In the book, Chan says he and his wife deliberately wanted to keep their child out of the obsessive media spotlight. The marriage was also kept secret after one fan committed suicide and another attempted to kill herself at the slightest rumor of his attachment. “Our marriage may seem nontraditional, at least by American standards, but what matters is that it works. We don’t see each other as often as we’d like, but when we’re together, we’re a family.”

Still, Chan is quietly thoughtful when asked if he spends as much time with his son as his father did with him. “I just want my son to have a good education, ” he says.

Extensive location has made family life an ongoing challenge. Last year alone, he spent four months in South Africa, four months in Rotterdam and three months in Los Angeles, where his family lives.

Still, he says he’s doing the best he can. He recalls an incident while filming “First Strike” in Australia. He hadn’t seen his son, who was about 11 at the time, for years. So he gave him a call.

“He goes, ‘Hi. Where are you now?'” When Chan told him he was near the mountains, his son said longingly, “Oh my God, I’ve never seen snow.”

Chan hung up the phone and had an epiphany.

“I think, I might have no more chance with him in the snow mountain anymore in my life. I don’t know when. He don’t have a childhood with me together.” He called again and told his wife to get on the plane for Australia the next day. When she protested about Jackson missing school, Chan insisted. “I said, ‘I don’t care about the school.'”

His voice rises excitedly as he remembers when he finally saw his son. “I’m so happy. When he see me, he didn’t come to hug me. He run to the snow, lie down, for like 15 minutes. I feel so happy.”

It could almost have been a bittersweet scene from one of his movies.

“Then I feel so happy, even now. I’m so proud of myself at that time. Because he missed school seven days, what the hell. But maybe after, I think he comes these seven days. All my life, I might not have a holiday with him to go to the snow mountain again. Maybe he’s not interested in snow anymore. In that moment, that second, oh, I get so many pictures. I feel like a father.”

With the success of “Rush Hour, ” Chan may be able to be closer to his family and work on a sequel. He is determined, however, to fly back to Australia and talk to his own father. The second chapter of his book reveals half-brothers and half-sisters Chan didn’t know he had until he was an adult. The brief explanation his parents gave was that they had to leave families behind when the Japanese invaded China.

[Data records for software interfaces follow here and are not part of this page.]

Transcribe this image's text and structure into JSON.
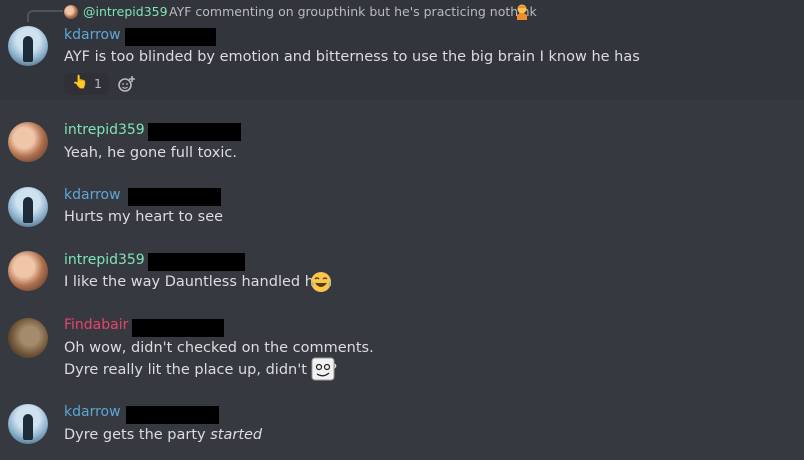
{
  "reply": {
    "mention": "@intrepid359",
    "text": "AYF commenting on groupthink but he's practicing nothink"
  },
  "messages": [
    {
      "author": "kdarrow",
      "text": "AYF is too blinded by emotion and bitterness to use the big brain I know he has"
    },
    {
      "author": "intrepid359",
      "text": "Yeah, he gone full toxic."
    },
    {
      "author": "kdarrow",
      "text": "Hurts my heart to see"
    },
    {
      "author": "intrepid359",
      "text": "I like the way Dauntless handled him"
    },
    {
      "author": "Findabair",
      "line1": "Oh wow, didn't checked on the comments.",
      "line2": "Dyre really lit the place up, didn't he?"
    },
    {
      "author": "kdarrow",
      "text_plain": "Dyre gets the party ",
      "text_italic": "started"
    }
  ],
  "reaction": {
    "emoji": "pointing-hand",
    "count": "1"
  },
  "colors": {
    "background": "#36393f",
    "kdarrow": "#5fa6d6",
    "intrepid359": "#7fe5b8",
    "Findabair": "#e8436a",
    "redaction": "#000000"
  }
}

About a month ago, a new twist emerged to the family saga. “There’s some rumor from China, my name is not Chan, ” he says. “It’s strange. Then I (went) back to Australia; I want to ask my father, I say, father, is my original name called Fong?’ My father looked at me. Don’t ask. I hope I have time to (tell) to you the long story, before I die. I don’t want you, after I die, don’t know nothing.'”

So his surname, the one stable link in his life, might not even be his. He intends to sit down with his father to record the entire story and find out about his past.

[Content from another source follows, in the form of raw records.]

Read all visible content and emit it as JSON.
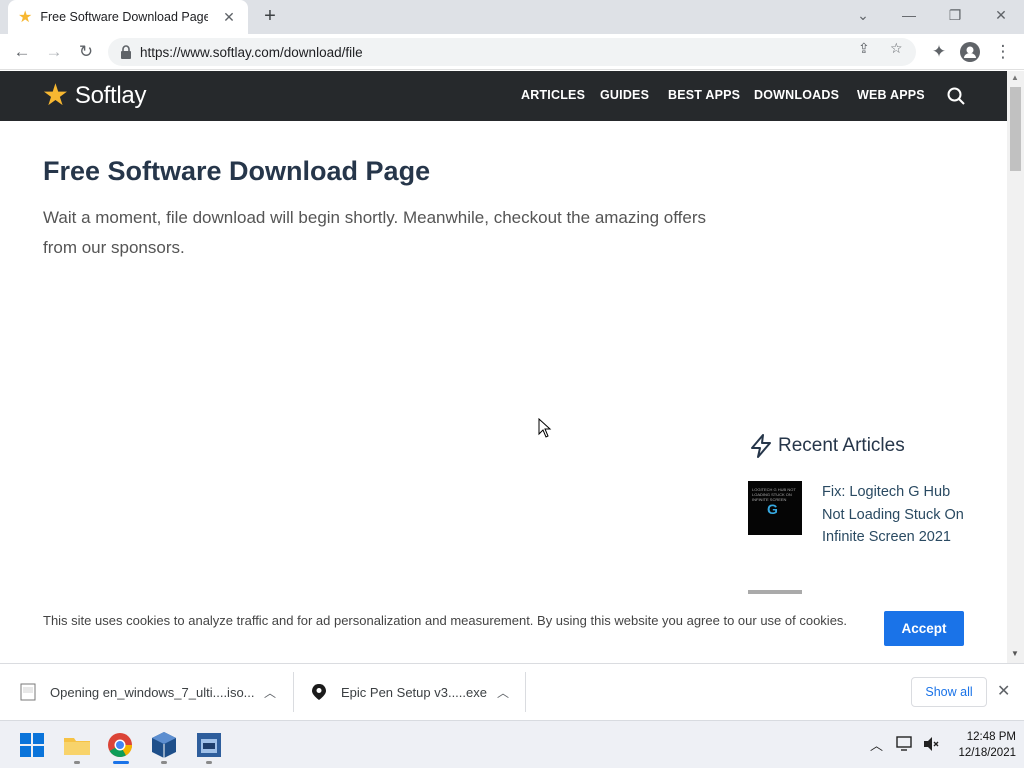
{
  "browser": {
    "tab_title": "Free Software Download Page - Softlay",
    "tab_close": "✕",
    "new_tab": "+",
    "url": "https://www.softlay.com/download/file"
  },
  "site": {
    "logo_text": "Softlay",
    "nav": [
      "ARTICLES",
      "GUIDES",
      "BEST APPS",
      "DOWNLOADS",
      "WEB APPS"
    ]
  },
  "main": {
    "title": "Free Software Download Page",
    "intro": "Wait a moment, file download will begin shortly. Meanwhile, checkout the amazing offers from our sponsors."
  },
  "sidebar": {
    "recent_title": "Recent Articles",
    "articles": [
      {
        "title": "Fix: Logitech G Hub Not Loading Stuck On Infinite Screen 2021",
        "thumb_caption": "LOGITECH G HUB NOT LOADING STUCK ON INFINITE SCREEN"
      }
    ]
  },
  "cookie": {
    "text": "This site uses cookies to analyze traffic and for ad personalization and measurement. By using this website you agree to our use of cookies.",
    "accept_label": "Accept"
  },
  "downloads": {
    "items": [
      {
        "name": "Opening en_windows_7_ulti....iso..."
      },
      {
        "name": "Epic Pen Setup v3.....exe"
      }
    ],
    "show_all_label": "Show all"
  },
  "taskbar": {
    "time": "12:48 PM",
    "date": "12/18/2021"
  },
  "colors": {
    "header_bg": "#26292c",
    "accent": "#1a73e8",
    "logo_star": "#f7b731",
    "title_text": "#26364a"
  }
}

He did have some hesitations at first. “I ask myself, should I ask, should I don’t ask? Is he my real father, or do I have another father?’ Then after, I say, no, I have to know my story. I have to find out who am I, but I don’t mind.’ I say, you are my father. I just want to know my family.’ Maybe there’s a second biography.”

Ultimately, the name doesn’t matter for the man who has reinvented his identity throughout his life. The world will always know him as Jackie Chan.


Jackie Chan on attitude adjustments, from “I Am Jackie Chan”:

I’ve done a lot of talk shows in America since (“Battle Creek Brawl”). My English is a lot better now, but the most important thing has been the adjustment in my attitude. I know who I am; I’m Jackie Chan. I may not have perfect English, but tell me, how many talk show hosts can speak Chinese? Can Jay Leno? David Letterman? I can guarantee that I know more of their language than they know of mine!

There are billions of people in China, and millions of Chinese people around the world. Someday, everyone will have to learn Mandarin, just like most people have to learn English today.

This article originally appeared in the Contra Costa Times